They’re back. The U.K. has struck a deal to build its first permanent military base in the Middle East since 1971. It helps that the government of Bahrain paid most of the $23 million it cost to build the naval base, but British Foreign Secretary Philip Hammond said that “the presence of the Royal Navy in Bahrain is guaranteed into the future, ensuring Britain’s sustained presence east of Suez. The new facility will enable Britain to work with our allies to reinforce stability in the Gulf and beyond.”
With sanctions biting into Russia’s access to western arms markets, the country’s defense industry is looking east to bolster its fortunes. But the markets there offer little hope of offsetting the damage. Defense News reports that Russia is increasingly looking to Asia to make up for its lost revenue. While customers in Asia have traditionally made up a large chunk of Russian arms sales — India and China accounted for half between 2010-2014 — arms customers there are likelier to shop around and Russia’s normally reliable customers are more and more looking to produce weapons at home rather than buy them from abroad.
The Navy is pushing for more investment in the development of underwater drones in the wake of reports that Russian submarines looming by underwater data cables could cut them in the event of a conflict, the Navy Times reports. The Navy’s director of naval nuclear propulsion Adm. Frank Caldwell Jr. recently cited the threat of Russian submarines cutting data cables, in addition to a dip in sub building after the Cold War, as reason to “move forward more swiftly” in developing unmanned underwater vehicles. Experts say the underwater drones could be useful in monitoring vulnerable points in the thousands of miles of undersea data cables.

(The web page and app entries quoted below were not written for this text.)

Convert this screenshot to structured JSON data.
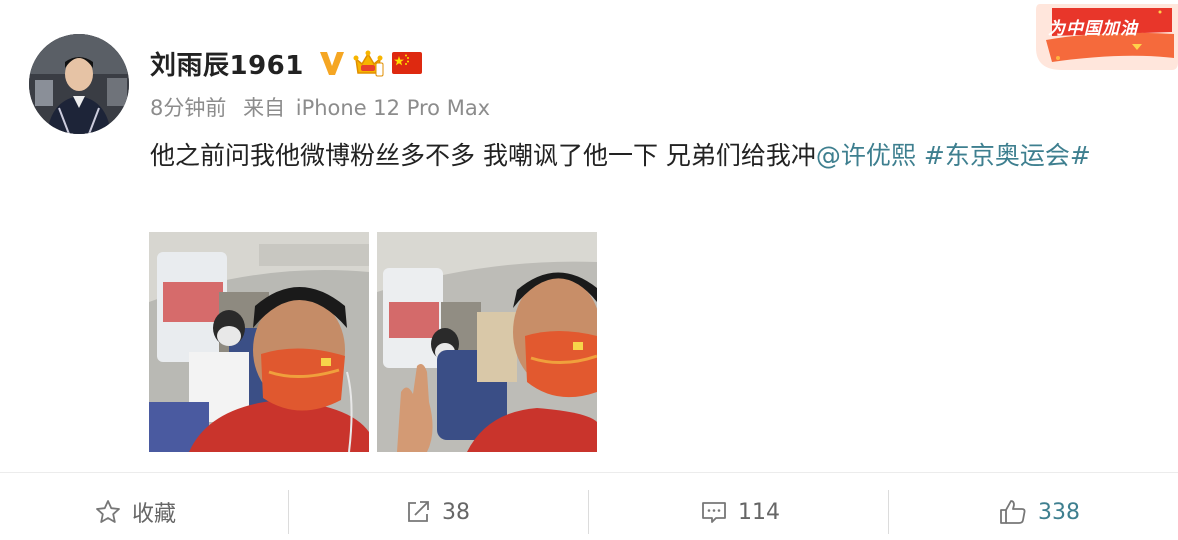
{
  "post": {
    "author": "刘雨辰1961",
    "time": "8分钟前",
    "source_prefix": "来自",
    "source_device": "iPhone 12 Pro Max",
    "text_main": "他之前问我他微博粉丝多不多 我嘲讽了他一下 兄弟们给我冲",
    "mention": "@许优熙",
    "topic": "#东京奥运会#"
  },
  "badges": {
    "topic_badge_text": "为中国加油"
  },
  "actions": {
    "favorite_label": "收藏",
    "share_count": "38",
    "comment_count": "114",
    "like_count": "338"
  },
  "icons": [
    "avatar",
    "verified-v-icon",
    "crown-icon",
    "china-flag-icon",
    "star-icon",
    "share-icon",
    "comment-icon",
    "thumbs-up-icon"
  ],
  "colors": {
    "link": "#3e7f8f",
    "meta": "#8c8c8c",
    "verified": "#f5a623"
  }
}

Almost exactly a week after a U.S. Navy ship conducted a freedom-of-navigation cruise near several artificial islands that Beijing has constructed in the South China Sea, the Chinese navy has started running live-fire naval exercises in the area, along with their friends from the Australian Navy. What? The Aussies are playing down the significance of the long-planned exercise, and some in Australia are saying that the whole thing should be called off since the Chinese may use it to poke a stick in Washington’s eye. But everyone needs to just stop sweating it so much, says Aussie Air Chief Marshal Mark Binskin. “It’s part of the relationship we have with a lot of the regional navies in the development between the defence forces. So, we shouldn’t make it more than what it actually is,” he said.
The Long Range Strike Bomber (LRS-B) contract has been awarded, so now begins the infighting over how — and who — will pay for it, Defense News reports. The bills for LRS-B will be coming due just as the Air Force is purchasing a number of other big ticket modernization projects. Unless Congress sets aside a dedicated fund for the bomber, the Air Force have a few intraservice budget fights on its hands as the bomber competes for funding with other projects.

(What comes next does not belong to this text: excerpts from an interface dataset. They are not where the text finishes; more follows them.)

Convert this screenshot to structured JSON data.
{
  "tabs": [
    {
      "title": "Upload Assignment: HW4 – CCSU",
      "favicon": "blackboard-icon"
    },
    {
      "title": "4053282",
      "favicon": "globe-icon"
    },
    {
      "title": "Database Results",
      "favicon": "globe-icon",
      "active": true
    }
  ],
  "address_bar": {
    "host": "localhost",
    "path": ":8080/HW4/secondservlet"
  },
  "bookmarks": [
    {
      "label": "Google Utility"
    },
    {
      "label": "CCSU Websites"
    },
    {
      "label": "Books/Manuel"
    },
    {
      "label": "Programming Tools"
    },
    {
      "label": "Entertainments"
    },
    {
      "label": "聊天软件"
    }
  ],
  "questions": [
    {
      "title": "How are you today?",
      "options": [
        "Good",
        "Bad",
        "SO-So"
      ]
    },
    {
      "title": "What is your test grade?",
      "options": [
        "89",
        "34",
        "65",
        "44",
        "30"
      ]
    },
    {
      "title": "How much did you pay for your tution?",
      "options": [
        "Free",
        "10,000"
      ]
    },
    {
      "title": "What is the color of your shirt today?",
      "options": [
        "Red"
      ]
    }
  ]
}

Carnegie’s Middle East Center has an interesting piece by visiting scholar Kheder Khaddour looking at how the Syrian military has maintained the loyalty of its officer corps. In short, the glue that is keeping the whole thing together is a benefits package that ties all aspects of an army officer’s professional and personal life to the regime. Despite four years of grinding war, there have been few defections from the officer corps, and Khaddour writes, “protecting a beneficial system, rather than adhering to strict ideological loyalty, is what has kept the Syrian officer corps largely intact.”
In particular, the neighborhood of Dahiet al-Assad in Damascus, “the suburb of Assad,” has “morphed from a residential area into something more akin to a fortified military base—one that officers perceive as defending them collectively, and by extension the entire army and Syrian regime.”